Starting from Scratch

Clone the Angular Firebase Starter App, then create the environment files manually as directed in the README.

Or build your app from scratch.

ng new mycoolapp

The environment files are automatically generated in /src/environments/.

Create Two Separate Firebase Projects

The great thing about Firebase is that it’s free for low volume usage. This makes it possible create a standalone development environment that is completely isolated from your live production data. When your production app grows into a global cluster of autoscaled virtual machines, you will still have a small development project for testing new ideas and features.

Your firebase console should look something like this. Two separate projects for development and production.

Your firebase console should look something like this. Two separate projects for development and production.

After creating your projects, grab the credentials by clicking the “add firebase to your web app” link inside each project. You will only need the config variable - omit the extra script tags.

Copy and paste the firebase credentials into each environment file.

Updating the Environment Files

The Angular CLI creates an environments directory with a two files - one for development and one for production.

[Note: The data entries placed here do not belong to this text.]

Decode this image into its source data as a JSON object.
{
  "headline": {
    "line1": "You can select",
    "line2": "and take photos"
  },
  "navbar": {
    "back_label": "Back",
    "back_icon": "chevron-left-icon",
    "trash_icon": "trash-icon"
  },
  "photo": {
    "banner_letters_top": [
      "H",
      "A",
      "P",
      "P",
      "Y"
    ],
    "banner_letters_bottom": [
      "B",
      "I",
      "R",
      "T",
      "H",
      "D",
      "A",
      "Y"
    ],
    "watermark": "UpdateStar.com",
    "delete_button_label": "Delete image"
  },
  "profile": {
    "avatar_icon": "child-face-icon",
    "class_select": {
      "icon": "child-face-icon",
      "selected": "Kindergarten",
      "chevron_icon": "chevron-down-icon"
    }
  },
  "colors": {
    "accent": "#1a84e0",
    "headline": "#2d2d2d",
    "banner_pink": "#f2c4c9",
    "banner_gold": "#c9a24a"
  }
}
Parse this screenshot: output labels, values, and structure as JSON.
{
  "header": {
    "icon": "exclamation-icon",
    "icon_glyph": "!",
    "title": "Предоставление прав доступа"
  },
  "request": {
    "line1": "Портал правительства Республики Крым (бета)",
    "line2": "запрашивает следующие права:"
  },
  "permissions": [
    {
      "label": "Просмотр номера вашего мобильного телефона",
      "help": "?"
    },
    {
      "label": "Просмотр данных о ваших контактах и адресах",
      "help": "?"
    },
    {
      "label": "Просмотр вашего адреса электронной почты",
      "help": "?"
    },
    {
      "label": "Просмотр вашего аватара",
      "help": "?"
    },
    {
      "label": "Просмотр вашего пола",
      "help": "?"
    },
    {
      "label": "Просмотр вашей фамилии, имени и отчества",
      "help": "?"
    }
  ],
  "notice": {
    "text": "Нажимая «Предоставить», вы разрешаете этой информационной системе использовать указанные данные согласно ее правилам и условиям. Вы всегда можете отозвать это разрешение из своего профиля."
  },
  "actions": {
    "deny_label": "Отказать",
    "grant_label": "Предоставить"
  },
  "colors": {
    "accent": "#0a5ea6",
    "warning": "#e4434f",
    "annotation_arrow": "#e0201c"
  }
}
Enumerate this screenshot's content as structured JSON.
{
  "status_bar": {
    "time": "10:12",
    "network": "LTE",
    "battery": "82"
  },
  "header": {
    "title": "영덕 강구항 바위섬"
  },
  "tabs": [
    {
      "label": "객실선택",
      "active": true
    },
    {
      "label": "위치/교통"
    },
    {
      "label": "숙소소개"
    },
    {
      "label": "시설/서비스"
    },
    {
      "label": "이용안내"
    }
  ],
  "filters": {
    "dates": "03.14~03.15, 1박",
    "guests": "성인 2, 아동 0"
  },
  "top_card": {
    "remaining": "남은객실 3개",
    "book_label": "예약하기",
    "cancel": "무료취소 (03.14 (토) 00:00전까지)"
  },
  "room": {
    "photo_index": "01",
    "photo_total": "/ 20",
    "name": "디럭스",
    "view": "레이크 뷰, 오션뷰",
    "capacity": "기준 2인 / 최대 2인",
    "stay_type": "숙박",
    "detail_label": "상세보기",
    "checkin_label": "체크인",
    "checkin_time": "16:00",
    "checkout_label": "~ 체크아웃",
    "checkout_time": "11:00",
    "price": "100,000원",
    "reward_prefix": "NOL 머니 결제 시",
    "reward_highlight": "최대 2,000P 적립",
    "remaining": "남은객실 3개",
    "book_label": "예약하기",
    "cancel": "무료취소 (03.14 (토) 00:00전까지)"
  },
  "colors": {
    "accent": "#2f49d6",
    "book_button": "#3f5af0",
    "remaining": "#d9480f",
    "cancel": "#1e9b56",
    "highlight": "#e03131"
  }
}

Using the credentials from each project, add the firebase config as its own object into the environment constant like so…


export const environment = {
production: false,
firebaseConfig: {
apiKey: "XYZ",
authDomain: "",
databaseURL: "",
storageBucket: ""

Bootstrapping the Firebase Environment

In order to use the environment variables in your project, they need to be bootstrapped in the app module. Using AngularFire2, we can export the environment config and initialize it in the imports array.


import { environment } from '../environments/environment';
import { AngularFireModule } from 'angularfire2';

export const firebaseConfig = environment.firebaseConfig;
// ...
// ...
imports: [

Use the Environment Variables Anywhere

The firebase configuration is only needed the app module, but you may find yourself wanting to use other environment variables throughout your app. It’s as simple as importing the environment file, then calling its attributes. Maybe you’re interacting with another server that uses separate paths for development and production…

import { environment } from '../environments/environment';

let apiPath = environment.apiPath

Serving the App Locally in Either Environment

Normally, you will be serving the app in the development environment.

ng serve

You can also serve in the production environment by passing an extra flag to the command. Keep in mind that you will be working with your user facing app when serving in production, so don’t accidentally delete all your data!

ng serve --prod

Building a Deployable App

ng build --prod

Running this command will build your app in the dist directory, which you can then deploy the app to Firebase, AWS, or any other hosting service. Check out deplying your Angular app to firebase tutorial for more on the actual deployment process.